Bear Clan Patrol keeps Winnipeg youths on right path with mock patrol
Youths need to be aware of risks so they can protect themselves, Bear Clan leader James Favel says
About a dozen members of the Bear Clan Patrol took youths on a mock patrol through the inner city Monday afternoon to show them how the organization tries to address real social issues on Winnipeg streets.
"We're trying to engage the youth. That's been part of our program from the very beginning," Favel said.
The youths were connected with Bear Clan through Seven Oaks School Division's Wayfinders program and Ndinawe Youth Resource Centre.
The children and teens saw first-hand some of the realities members of the patrol face every night.
"We want to change the way they think so when they're older they're not trying to get into those same negative cycles," he said.
The Bear Clan normally conducts its patrols well after nightfall — the organization functions as both a community watch group and a search party if there's a missing person.

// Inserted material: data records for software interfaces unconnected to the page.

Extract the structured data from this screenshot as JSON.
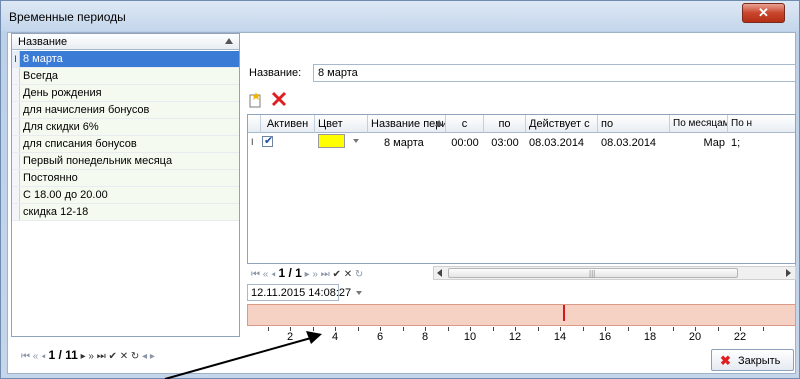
{
  "window": {
    "title": "Временные периоды"
  },
  "left_list": {
    "header": "Название",
    "items": [
      "8 марта",
      "Всегда",
      "День рождения",
      "для начисления бонусов",
      "Для скидки 6%",
      "для списания бонусов",
      "Первый понедельник месяца",
      "Постоянно",
      "С 18.00 до 20.00",
      "скидка 12-18"
    ],
    "selected_index": 0,
    "selected_marker": "I",
    "navigator": {
      "position": "1 / 11"
    }
  },
  "detail": {
    "name_label": "Название:",
    "name_value": "8 марта"
  },
  "periods_grid": {
    "columns": [
      "Активен",
      "Цвет",
      "Название период",
      "с",
      "по",
      "Действует с",
      "по",
      "По месяцам",
      "По н"
    ],
    "row": {
      "marker": "I",
      "active": true,
      "color": "#ffff00",
      "name": "8 марта",
      "from": "00:00",
      "to": "03:00",
      "valid_from": "08.03.2014",
      "valid_to": "08.03.2014",
      "by_months": "Мар",
      "by_n": "1;"
    },
    "navigator": {
      "position": "1 / 1"
    }
  },
  "timeline": {
    "datetime": "12.11.2015 14:08:27",
    "marker_hour": 14.1,
    "tick_labels": [
      "2",
      "4",
      "6",
      "8",
      "10",
      "12",
      "14",
      "16",
      "18",
      "20",
      "22"
    ]
  },
  "footer": {
    "close_label": "Закрыть"
  },
  "icons": {
    "add": "add-icon",
    "delete": "delete-icon",
    "trash": "trash-icon",
    "close": "close-icon"
  },
  "colors": {
    "selection": "#3a7bd5",
    "timeline_bg": "#f5d2c4",
    "marker": "#d31a1a",
    "delete_x": "#e02020"
  }
}
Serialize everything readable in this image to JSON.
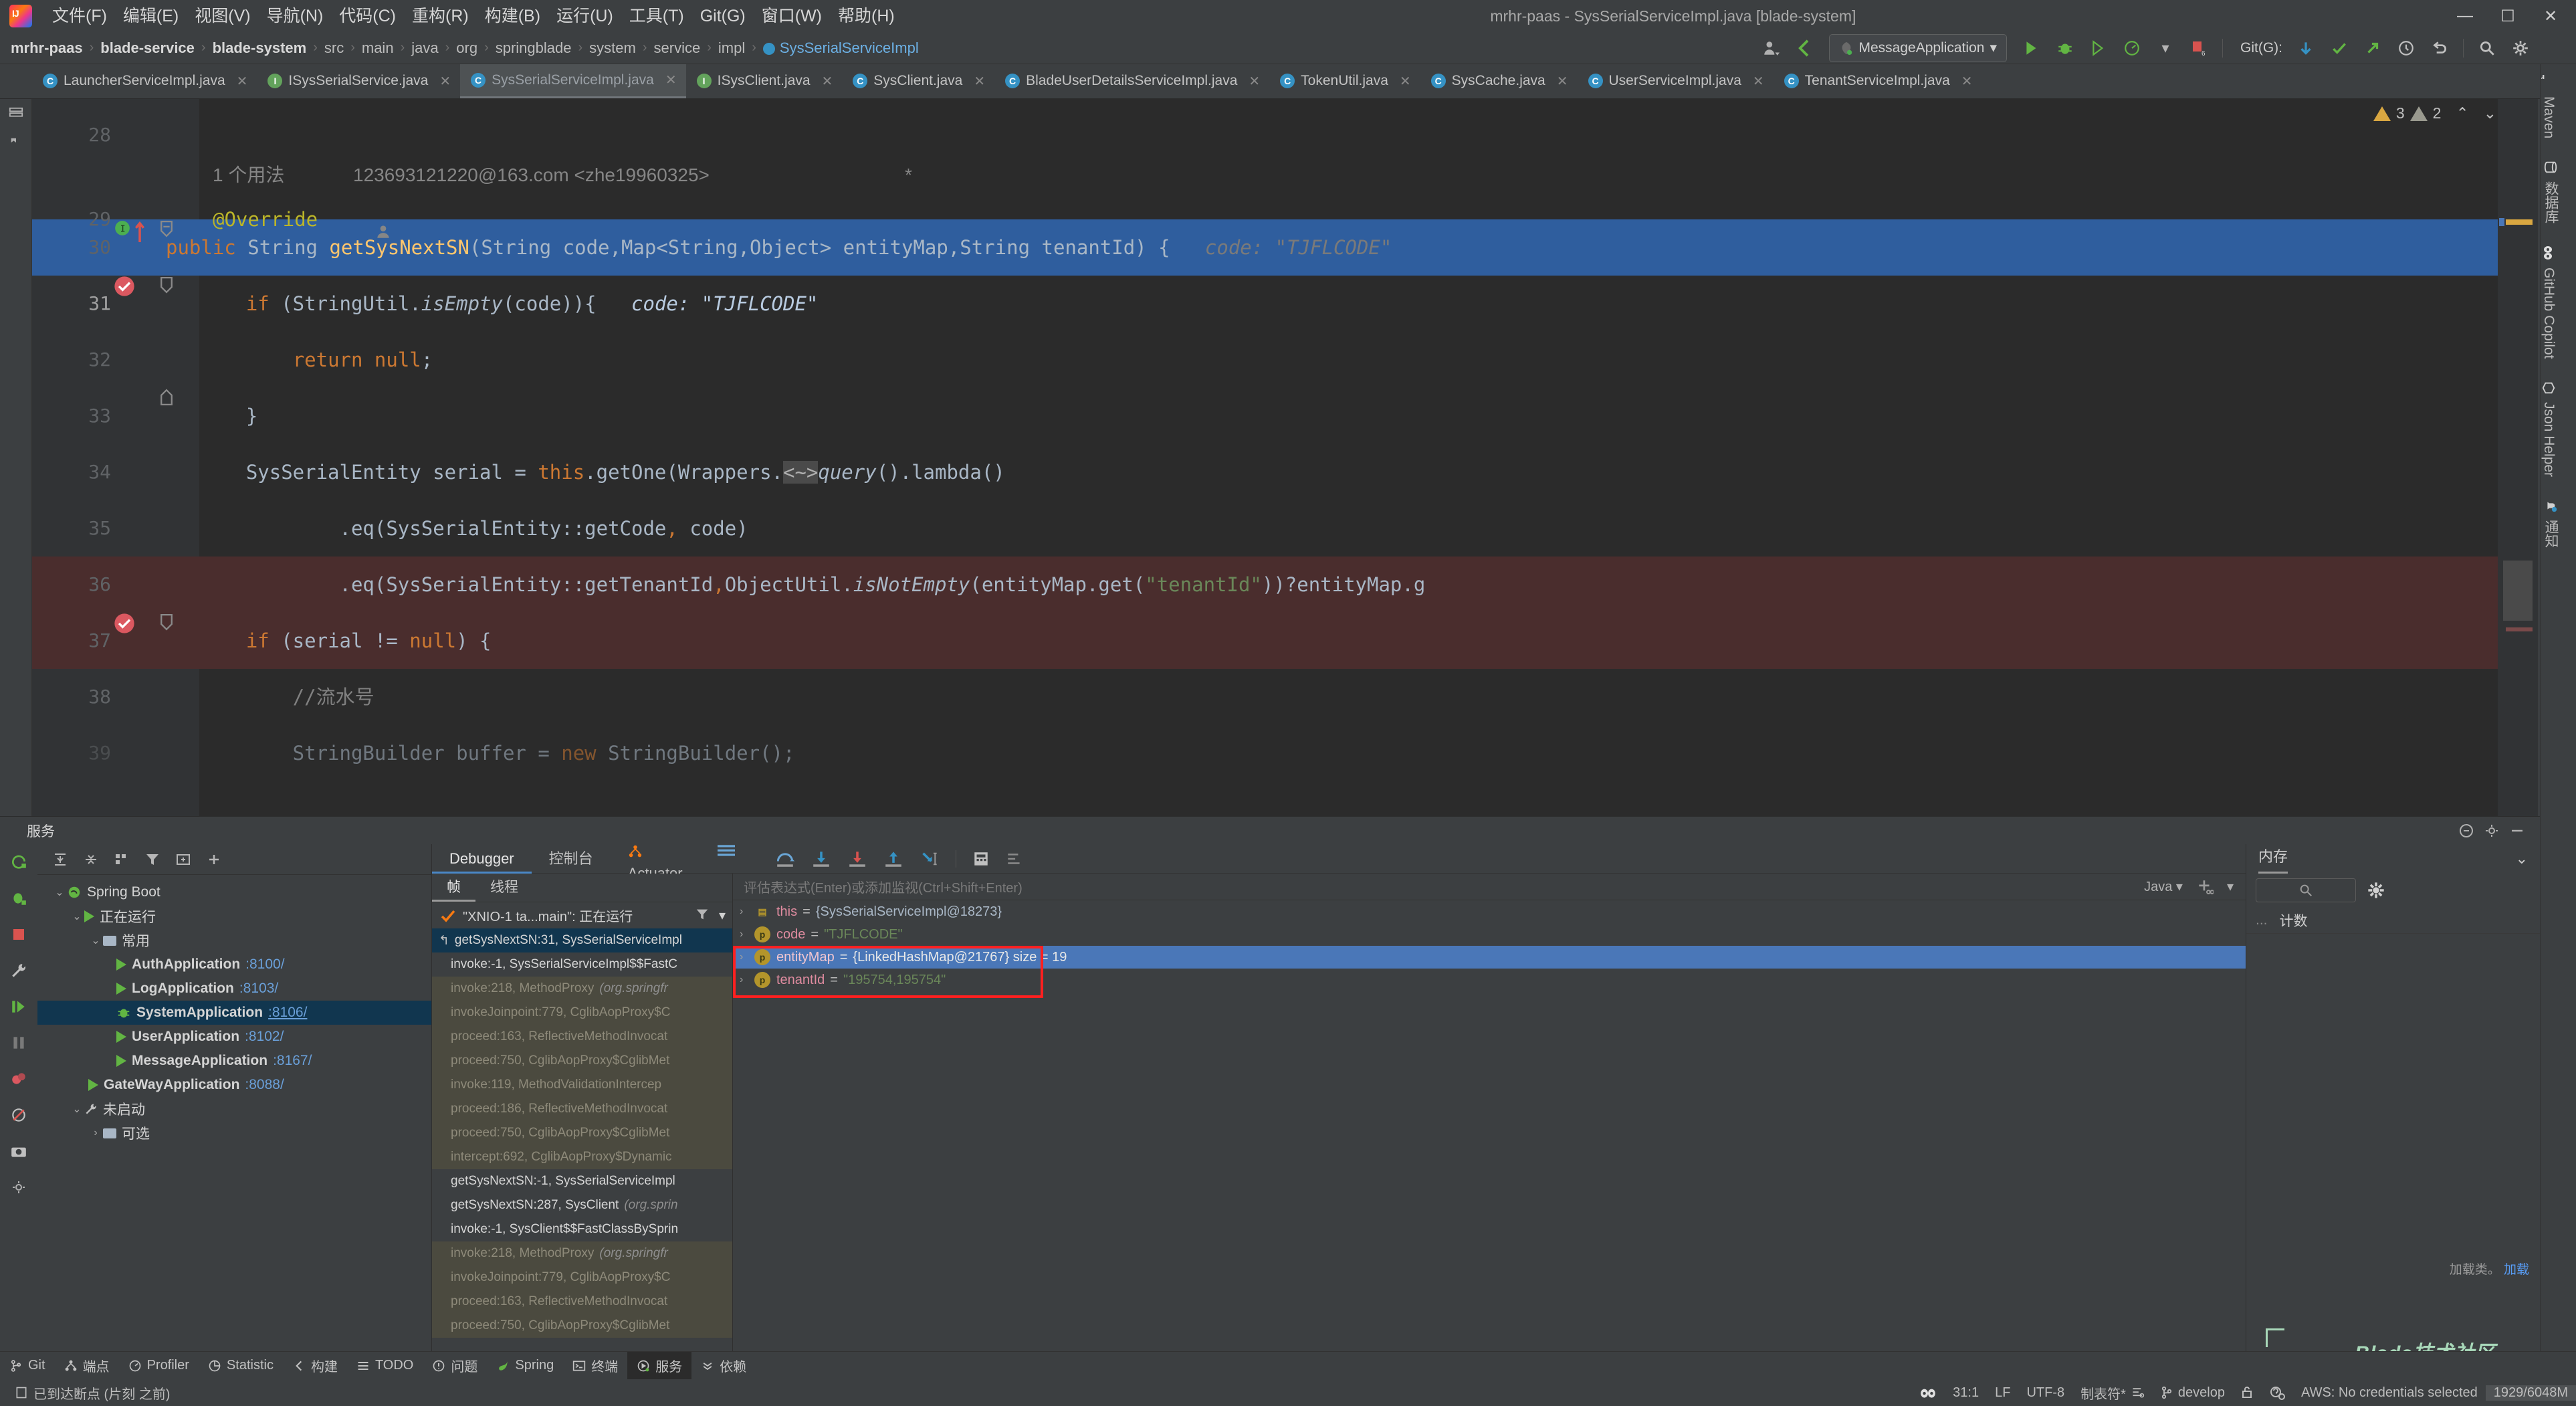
{
  "window": {
    "title": "mrhr-paas - SysSerialServiceImpl.java [blade-system]",
    "minimize": "—",
    "maximize": "☐",
    "close": "✕"
  },
  "menubar": {
    "logo": "ij-logo",
    "items": [
      "文件(F)",
      "编辑(E)",
      "视图(V)",
      "导航(N)",
      "代码(C)",
      "重构(R)",
      "构建(B)",
      "运行(U)",
      "工具(T)",
      "Git(G)",
      "窗口(W)",
      "帮助(H)"
    ]
  },
  "breadcrumb": {
    "items": [
      {
        "label": "mrhr-paas",
        "bold": true
      },
      {
        "label": "blade-service",
        "bold": true
      },
      {
        "label": "blade-system",
        "bold": true
      },
      {
        "label": "src",
        "bold": false
      },
      {
        "label": "main",
        "bold": false
      },
      {
        "label": "java",
        "bold": false
      },
      {
        "label": "org",
        "bold": false
      },
      {
        "label": "springblade",
        "bold": false
      },
      {
        "label": "system",
        "bold": false
      },
      {
        "label": "service",
        "bold": false
      },
      {
        "label": "impl",
        "bold": false
      },
      {
        "label": "SysSerialServiceImpl",
        "bold": false,
        "active": true
      }
    ],
    "separator": "›"
  },
  "toolbar": {
    "run_config": "MessageApplication",
    "git_label": "Git(G):",
    "breakpoint_count": "6"
  },
  "editor_tabs": [
    {
      "label": "LauncherServiceImpl.java",
      "kind": "C",
      "selected": false
    },
    {
      "label": "ISysSerialService.java",
      "kind": "I",
      "selected": false
    },
    {
      "label": "SysSerialServiceImpl.java",
      "kind": "C",
      "selected": true
    },
    {
      "label": "ISysClient.java",
      "kind": "I",
      "selected": false
    },
    {
      "label": "SysClient.java",
      "kind": "C",
      "selected": false
    },
    {
      "label": "BladeUserDetailsServiceImpl.java",
      "kind": "C",
      "selected": false
    },
    {
      "label": "TokenUtil.java",
      "kind": "C",
      "selected": false
    },
    {
      "label": "SysCache.java",
      "kind": "C",
      "selected": false
    },
    {
      "label": "UserServiceImpl.java",
      "kind": "C",
      "selected": false
    },
    {
      "label": "TenantServiceImpl.java",
      "kind": "C",
      "selected": false
    }
  ],
  "inspections": {
    "warn_count": "3",
    "weak_count": "2",
    "up": "⌃",
    "down": "⌄"
  },
  "code": {
    "lines": [
      {
        "num": "28",
        "text": ""
      },
      {
        "num": "",
        "usage": "1 个用法",
        "author": "123693121220@163.com <zhe19960325>",
        "trail": "*"
      },
      {
        "num": "29",
        "text": "@Override"
      },
      {
        "num": "30",
        "text": "public String getSysNextSN(String code,Map<String,Object> entityMap,String tenantId) {",
        "hint": "code:  \"TJFLCODE\""
      },
      {
        "num": "31",
        "text": "if (StringUtil.isEmpty(code)){",
        "hint": "code:  \"TJFLCODE\"",
        "highlight": "blue",
        "breakpoint": true
      },
      {
        "num": "32",
        "text": "return null;"
      },
      {
        "num": "33",
        "text": "}"
      },
      {
        "num": "34",
        "text": "SysSerialEntity serial = this.getOne(Wrappers.<~>query().lambda()"
      },
      {
        "num": "35",
        "text": ".eq(SysSerialEntity::getCode, code)"
      },
      {
        "num": "36",
        "text": ".eq(SysSerialEntity::getTenantId,ObjectUtil.isNotEmpty(entityMap.get(\"tenantId\"))?entityMap.g"
      },
      {
        "num": "37",
        "text": "if (serial != null) {",
        "highlight": "red",
        "breakpoint": true
      },
      {
        "num": "38",
        "text": "//流水号"
      },
      {
        "num": "39",
        "text": "StringBuilder buffer = new StringBuilder();"
      }
    ]
  },
  "services": {
    "header_title": "服务",
    "tree": [
      {
        "label": "Spring Boot",
        "depth": 0,
        "icon": "spring-icon",
        "expanded": true
      },
      {
        "label": "正在运行",
        "depth": 1,
        "icon": "run-icon",
        "expanded": true
      },
      {
        "label": "常用",
        "depth": 2,
        "icon": "folder-icon",
        "expanded": true
      },
      {
        "label": "AuthApplication",
        "port": ":8100/",
        "depth": 3,
        "icon": "run-icon"
      },
      {
        "label": "LogApplication",
        "port": ":8103/",
        "depth": 3,
        "icon": "run-icon"
      },
      {
        "label": "SystemApplication",
        "port": ":8106/",
        "depth": 3,
        "icon": "debug-icon",
        "selected": true
      },
      {
        "label": "UserApplication",
        "port": ":8102/",
        "depth": 3,
        "icon": "run-icon"
      },
      {
        "label": "MessageApplication",
        "port": ":8167/",
        "depth": 3,
        "icon": "run-icon"
      },
      {
        "label": "GateWayApplication",
        "port": ":8088/",
        "depth": 2,
        "icon": "run-icon"
      },
      {
        "label": "未启动",
        "depth": 1,
        "icon": "wrench-icon",
        "expanded": true
      },
      {
        "label": "可选",
        "depth": 2,
        "icon": "folder-icon",
        "expanded": false
      }
    ]
  },
  "debugger": {
    "tabs": [
      {
        "label": "Debugger",
        "selected": true
      },
      {
        "label": "控制台",
        "selected": false
      },
      {
        "label": "Actuator",
        "selected": false,
        "icon": "actuator-icon"
      }
    ],
    "frames_tabs": [
      {
        "label": "帧",
        "selected": true
      },
      {
        "label": "线程",
        "selected": false
      }
    ],
    "thread": "\"XNIO-1 ta...main\": 正在运行",
    "frames": [
      {
        "text": "getSysNextSN:31, SysSerialServiceImpl",
        "pkg": "",
        "selected": true,
        "lib": false
      },
      {
        "text": "invoke:-1, SysSerialServiceImpl$$FastC",
        "pkg": "",
        "selected": false,
        "lib": false
      },
      {
        "text": "invoke:218, MethodProxy",
        "pkg": "(org.springfr",
        "lib": true
      },
      {
        "text": "invokeJoinpoint:779, CglibAopProxy$C",
        "pkg": "",
        "lib": true
      },
      {
        "text": "proceed:163, ReflectiveMethodInvocat",
        "pkg": "",
        "lib": true
      },
      {
        "text": "proceed:750, CglibAopProxy$CglibMet",
        "pkg": "",
        "lib": true
      },
      {
        "text": "invoke:119, MethodValidationIntercep",
        "pkg": "",
        "lib": true
      },
      {
        "text": "proceed:186, ReflectiveMethodInvocat",
        "pkg": "",
        "lib": true
      },
      {
        "text": "proceed:750, CglibAopProxy$CglibMet",
        "pkg": "",
        "lib": true
      },
      {
        "text": "intercept:692, CglibAopProxy$Dynamic",
        "pkg": "",
        "lib": true
      },
      {
        "text": "getSysNextSN:-1, SysSerialServiceImpl",
        "pkg": "",
        "lib": false
      },
      {
        "text": "getSysNextSN:287, SysClient",
        "pkg": "(org.sprin",
        "lib": false
      },
      {
        "text": "invoke:-1, SysClient$$FastClassBySprin",
        "pkg": "",
        "lib": false
      },
      {
        "text": "invoke:218, MethodProxy",
        "pkg": "(org.springfr",
        "lib": true
      },
      {
        "text": "invokeJoinpoint:779, CglibAopProxy$C",
        "pkg": "",
        "lib": true
      },
      {
        "text": "proceed:163, ReflectiveMethodInvocat",
        "pkg": "",
        "lib": true
      },
      {
        "text": "proceed:750, CglibAopProxy$CglibMet",
        "pkg": "",
        "lib": true
      }
    ],
    "watch_placeholder": "评估表达式(Enter)或添加监视(Ctrl+Shift+Enter)",
    "lang_selector": "Java",
    "variables": [
      {
        "name": "this",
        "eq": "=",
        "value": "{SysSerialServiceImpl@18273}",
        "vtype": "obj",
        "selected": false
      },
      {
        "name": "code",
        "eq": "=",
        "value": "\"TJFLCODE\"",
        "vtype": "p",
        "string": true,
        "selected": false
      },
      {
        "name": "entityMap",
        "eq": "=",
        "value": "{LinkedHashMap@21767}  size = 19",
        "vtype": "p",
        "selected": true
      },
      {
        "name": "tenantId",
        "eq": "=",
        "value": "\"195754,195754\"",
        "vtype": "p",
        "string": true,
        "selected": false,
        "boxed": true
      }
    ]
  },
  "memory": {
    "title": "内存",
    "column": "计数",
    "footer_text": "加载类。",
    "footer_link": "加载"
  },
  "bottom_tools": [
    {
      "label": "Git",
      "icon": "git-icon",
      "selected": false
    },
    {
      "label": "端点",
      "icon": "endpoints-icon",
      "selected": false
    },
    {
      "label": "Profiler",
      "icon": "profiler-icon",
      "selected": false
    },
    {
      "label": "Statistic",
      "icon": "statistic-icon",
      "selected": false
    },
    {
      "label": "构建",
      "icon": "build-icon",
      "selected": false
    },
    {
      "label": "TODO",
      "icon": "todo-icon",
      "selected": false
    },
    {
      "label": "问题",
      "icon": "problems-icon",
      "selected": false
    },
    {
      "label": "Spring",
      "icon": "spring-icon",
      "selected": false
    },
    {
      "label": "终端",
      "icon": "terminal-icon",
      "selected": false
    },
    {
      "label": "服务",
      "icon": "services-icon",
      "selected": true
    },
    {
      "label": "依赖",
      "icon": "dependencies-icon",
      "selected": false
    }
  ],
  "statusbar": {
    "message": "已到达断点 (片刻 之前)",
    "caret": "31:1",
    "line_sep": "LF",
    "encoding": "UTF-8",
    "indent": "制表符*",
    "branch": "develop",
    "aws": "AWS: No credentials selected",
    "memory": "1929/6048M"
  },
  "right_strip": [
    {
      "label": "Maven",
      "icon": "maven-icon"
    },
    {
      "label": "数据库",
      "icon": "database-icon"
    },
    {
      "label": "GitHub Copilot",
      "icon": "copilot-icon"
    },
    {
      "label": "Json Helper",
      "icon": "json-icon"
    },
    {
      "label": "通知",
      "icon": "notification-icon"
    }
  ],
  "watermark": "Blade技术社区"
}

For this mock patrol, volunteers led the walk during daylight hours. Still, they came across used needles and an exploited woman in the midst of a mental health crisis.
The youths were able to see compassion and kindness in action as volunteers spoke with the woman. They were also shown how the Bear Clan safely disposes of needles.
"Now if they see a needle in the street they know what to do with it," Favel said.
One of the 14-year-old participants said he joined the mock patrol Monday for practical reasons.
"I thought it would be fun and had nothing else to do," he said.
"Sometimes we don't think people are trying to live under a bridge … or inject needles," he said.
Favel said one purpose of the walk is to open the eyes of young people like that 14-year-old so they can stay out of harm's way.
"It's something they should be aware of so they can protect themselves better," said Favel.
Another goal of the mock patrols is to change misconceptions among youths about what the Bear Clan does — it's not about chasing down gangsters.
"We're taking care of the sociological issues in our community. We're trying to make everyone's life a little bit better," he said.
Despite the difficult issues at play, Favel hopes the youth had a positive experience.
"One of the youth here he's 19 years old, he's so impressed he's going to be coming back."